>>>>>

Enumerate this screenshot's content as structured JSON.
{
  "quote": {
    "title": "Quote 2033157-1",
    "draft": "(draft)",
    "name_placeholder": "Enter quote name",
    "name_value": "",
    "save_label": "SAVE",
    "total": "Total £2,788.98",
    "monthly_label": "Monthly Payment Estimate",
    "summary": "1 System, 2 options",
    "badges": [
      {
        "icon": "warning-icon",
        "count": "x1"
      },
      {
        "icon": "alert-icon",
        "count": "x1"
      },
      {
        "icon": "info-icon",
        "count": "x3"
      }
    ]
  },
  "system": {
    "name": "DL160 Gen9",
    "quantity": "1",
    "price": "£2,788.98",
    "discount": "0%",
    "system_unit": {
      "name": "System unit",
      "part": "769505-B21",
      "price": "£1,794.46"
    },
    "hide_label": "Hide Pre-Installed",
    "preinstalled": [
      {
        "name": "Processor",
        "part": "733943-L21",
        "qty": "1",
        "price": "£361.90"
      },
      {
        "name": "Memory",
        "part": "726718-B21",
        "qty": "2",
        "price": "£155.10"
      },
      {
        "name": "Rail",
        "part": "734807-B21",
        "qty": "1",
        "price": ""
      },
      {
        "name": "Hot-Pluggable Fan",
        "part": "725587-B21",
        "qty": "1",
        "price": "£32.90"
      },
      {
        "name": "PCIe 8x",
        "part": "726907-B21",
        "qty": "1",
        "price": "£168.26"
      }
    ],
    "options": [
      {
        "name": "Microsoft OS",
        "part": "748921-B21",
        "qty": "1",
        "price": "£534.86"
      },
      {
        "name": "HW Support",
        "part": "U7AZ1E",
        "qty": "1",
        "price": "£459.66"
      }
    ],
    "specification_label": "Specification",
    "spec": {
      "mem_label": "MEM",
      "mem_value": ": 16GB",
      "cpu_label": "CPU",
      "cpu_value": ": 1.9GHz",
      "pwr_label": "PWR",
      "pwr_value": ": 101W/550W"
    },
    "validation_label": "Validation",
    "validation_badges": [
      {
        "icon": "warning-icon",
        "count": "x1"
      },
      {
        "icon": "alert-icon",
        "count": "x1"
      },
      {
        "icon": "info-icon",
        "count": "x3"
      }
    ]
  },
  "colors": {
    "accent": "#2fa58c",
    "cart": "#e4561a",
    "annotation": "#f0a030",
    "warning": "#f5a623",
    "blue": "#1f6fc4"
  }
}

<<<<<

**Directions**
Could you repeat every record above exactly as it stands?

**Task answer**
Enumerate this screenshot's content as structured JSON.
{
  "quote": {
    "title": "Quote 2033157-1",
    "draft": "(draft)",
    "name_placeholder": "Enter quote name",
    "name_value": "",
    "save_label": "SAVE",
    "total": "Total £2,788.98",
    "monthly_label": "Monthly Payment Estimate",
    "summary": "1 System, 2 options",
    "badges": [
      {
        "icon": "warning-icon",
        "count": "x1"
      },
      {
        "icon": "alert-icon",
        "count": "x1"
      },
      {
        "icon": "info-icon",
        "count": "x3"
      }
    ]
  },
  "system": {
    "name": "DL160 Gen9",
    "quantity": "1",
    "price": "£2,788.98",
    "discount": "0%",
    "system_unit": {
      "name": "System unit",
      "part": "769505-B21",
      "price": "£1,794.46"
    },
    "hide_label": "Hide Pre-Installed",
    "preinstalled": [
      {
        "name": "Processor",
        "part": "733943-L21",
        "qty": "1",
        "price": "£361.90"
      },
      {
        "name": "Memory",
        "part": "726718-B21",
        "qty": "2",
        "price": "£155.10"
      },
      {
        "name": "Rail",
        "part": "734807-B21",
        "qty": "1",
        "price": ""
      },
      {
        "name": "Hot-Pluggable Fan",
        "part": "725587-B21",
        "qty": "1",
        "price": "£32.90"
      },
      {
        "name": "PCIe 8x",
        "part": "726907-B21",
        "qty": "1",
        "price": "£168.26"
      }
    ],
    "options": [
      {
        "name": "Microsoft OS",
        "part": "748921-B21",
        "qty": "1",
        "price": "£534.86"
      },
      {
        "name": "HW Support",
        "part": "U7AZ1E",
        "qty": "1",
        "price": "£459.66"
      }
    ],
    "specification_label": "Specification",
    "spec": {
      "mem_label": "MEM",
      "mem_value": ": 16GB",
      "cpu_label": "CPU",
      "cpu_value": ": 1.9GHz",
      "pwr_label": "PWR",
      "pwr_value": ": 101W/550W"
    },
    "validation_label": "Validation",
    "validation_badges": [
      {
        "icon": "warning-icon",
        "count": "x1"
      },
      {
        "icon": "alert-icon",
        "count": "x1"
      },
      {
        "icon": "info-icon",
        "count": "x3"
      }
    ]
  },
  "colors": {
    "accent": "#2fa58c",
    "cart": "#e4561a",
    "annotation": "#f0a030",
    "warning": "#f5a623",
    "blue": "#1f6fc4"
  }
}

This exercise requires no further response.